Facebook Must Shut Down Unofficial Public Profiles RIGHT NOW

Okay, I've had it. I seen them all. It's been suggested that I become a  fan of "Snuggling", "Sleeping", "Kissing", "Cuddling", "Sex", "I Love My Mom"...you name it, it's cluttered my suggested pages feed.

There's one HUGE problem with this. Facebook has set up public profiles NOT for random acts. They've set them up as official sources for businesses, organizations and public figures. These not so random public profiles are set up by poachers-- those who sit on public profile names-- build an audience, and sell it to the highest bidder.

Case in point: The OraBrush disaster. Hip Hip Hooray, say the poachers! Brands will pay per fan to acquire these sites! YAY! OraBrush, a tongue cleaning product, purchased the  "kisses" public profile. Who can blame them, really? Kisses has 1.15 MILLION fans-- something that Orabrush could not possibly have gotten on their own. But there are problems with this. Here are just a few of them:

1. FANS of Kisses, are NOT FANS of ORABRUSH-- nor did they sign up to be fans of Orabrush.

2. It's completely against everything Facebook stands for in terms of openess, authenticity and connectivity

3. It rewards people who have violated Facebook's Terms of Service-- as entreprend nurial as they might be-- Facebook Public Profiles that are unofficial destroy the credibility and integrity of Facebook's entire system for brands and companies.

Here's the BIG reason:

Collectively, brands and companies have spent millions of dollars with Facebook to create community. Engagement ads, PPC, all driving within the site to "Become a Fan" of a brand. Why would a brand continue to do that, when they can just buy fans from a poacher? Why would Papa John's Pizza spend six figures with Facebook when they can spend 0.03 cents per fan  (as Nick O'Neill's source quotes)and buy the 4.3 million fans of "Pizza" for  roughly $129,000-- even though those fans may never have heard of Papa or his John? Why would any clothing chain try and build a community, when they can just pay somebody who sat on a public profile of 1.5 million fans called "shopping"?

I realize, of course, that to the consumer, this doesn't seem like a big deal. Trying to keep it relevent here: remember-- if you like Facebook, and you want to keep using it-- they've got to make money.
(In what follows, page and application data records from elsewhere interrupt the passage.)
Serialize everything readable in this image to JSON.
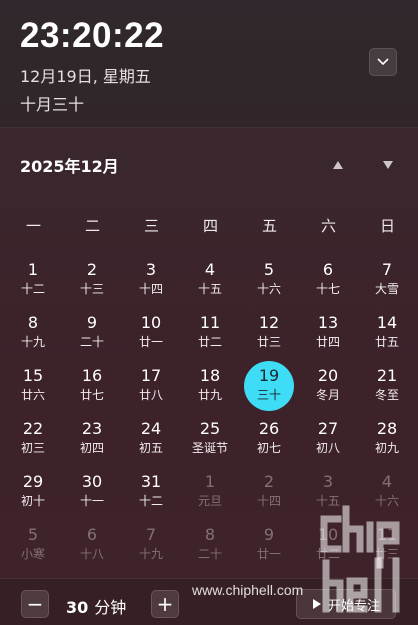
{
  "header": {
    "time": "23:20:22",
    "date": "12月19日, 星期五",
    "lunar_date": "十月三十"
  },
  "calendar": {
    "month_title": "2025年12月",
    "weekdays": [
      "一",
      "二",
      "三",
      "四",
      "五",
      "六",
      "日"
    ],
    "days": [
      {
        "num": "1",
        "lunar": "十二",
        "dim": false
      },
      {
        "num": "2",
        "lunar": "十三",
        "dim": false
      },
      {
        "num": "3",
        "lunar": "十四",
        "dim": false
      },
      {
        "num": "4",
        "lunar": "十五",
        "dim": false
      },
      {
        "num": "5",
        "lunar": "十六",
        "dim": false
      },
      {
        "num": "6",
        "lunar": "十七",
        "dim": false
      },
      {
        "num": "7",
        "lunar": "大雪",
        "dim": false
      },
      {
        "num": "8",
        "lunar": "十九",
        "dim": false
      },
      {
        "num": "9",
        "lunar": "二十",
        "dim": false
      },
      {
        "num": "10",
        "lunar": "廿一",
        "dim": false
      },
      {
        "num": "11",
        "lunar": "廿二",
        "dim": false
      },
      {
        "num": "12",
        "lunar": "廿三",
        "dim": false
      },
      {
        "num": "13",
        "lunar": "廿四",
        "dim": false
      },
      {
        "num": "14",
        "lunar": "廿五",
        "dim": false
      },
      {
        "num": "15",
        "lunar": "廿六",
        "dim": false
      },
      {
        "num": "16",
        "lunar": "廿七",
        "dim": false
      },
      {
        "num": "17",
        "lunar": "廿八",
        "dim": false
      },
      {
        "num": "18",
        "lunar": "廿九",
        "dim": false
      },
      {
        "num": "19",
        "lunar": "三十",
        "dim": false,
        "today": true
      },
      {
        "num": "20",
        "lunar": "冬月",
        "dim": false
      },
      {
        "num": "21",
        "lunar": "冬至",
        "dim": false
      },
      {
        "num": "22",
        "lunar": "初三",
        "dim": false
      },
      {
        "num": "23",
        "lunar": "初四",
        "dim": false
      },
      {
        "num": "24",
        "lunar": "初五",
        "dim": false
      },
      {
        "num": "25",
        "lunar": "圣诞节",
        "dim": false
      },
      {
        "num": "26",
        "lunar": "初七",
        "dim": false
      },
      {
        "num": "27",
        "lunar": "初八",
        "dim": false
      },
      {
        "num": "28",
        "lunar": "初九",
        "dim": false
      },
      {
        "num": "29",
        "lunar": "初十",
        "dim": false
      },
      {
        "num": "30",
        "lunar": "十一",
        "dim": false
      },
      {
        "num": "31",
        "lunar": "十二",
        "dim": false
      },
      {
        "num": "1",
        "lunar": "元旦",
        "dim": true
      },
      {
        "num": "2",
        "lunar": "十四",
        "dim": true
      },
      {
        "num": "3",
        "lunar": "十五",
        "dim": true
      },
      {
        "num": "4",
        "lunar": "十六",
        "dim": true
      },
      {
        "num": "5",
        "lunar": "小寒",
        "dim": true
      },
      {
        "num": "6",
        "lunar": "十八",
        "dim": true
      },
      {
        "num": "7",
        "lunar": "十九",
        "dim": true
      },
      {
        "num": "8",
        "lunar": "二十",
        "dim": true
      },
      {
        "num": "9",
        "lunar": "廿一",
        "dim": true
      },
      {
        "num": "10",
        "lunar": "廿二",
        "dim": true
      },
      {
        "num": "11",
        "lunar": "廿三",
        "dim": true
      }
    ]
  },
  "focus": {
    "duration_value": "30",
    "duration_unit": "分钟",
    "minus_label": "−",
    "plus_label": "+",
    "start_label": "开始专注"
  },
  "watermark": {
    "url": "www.chiphell.com",
    "logo_text": "chiphell"
  },
  "colors": {
    "today_highlight": "#3fdcf5",
    "background": "#3d2229"
  },
  "icons": {
    "collapse": "chevron-down-icon",
    "prev_month": "triangle-up-icon",
    "next_month": "triangle-down-icon",
    "play": "play-icon"
  }
}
And if advertisers aren't spending money on Facebook by building communities there-- well, you see the downward spiral.

This needs to stop. Today. It hurts brands. It hurts fans. It hurts Facebook. Its' simply bad business.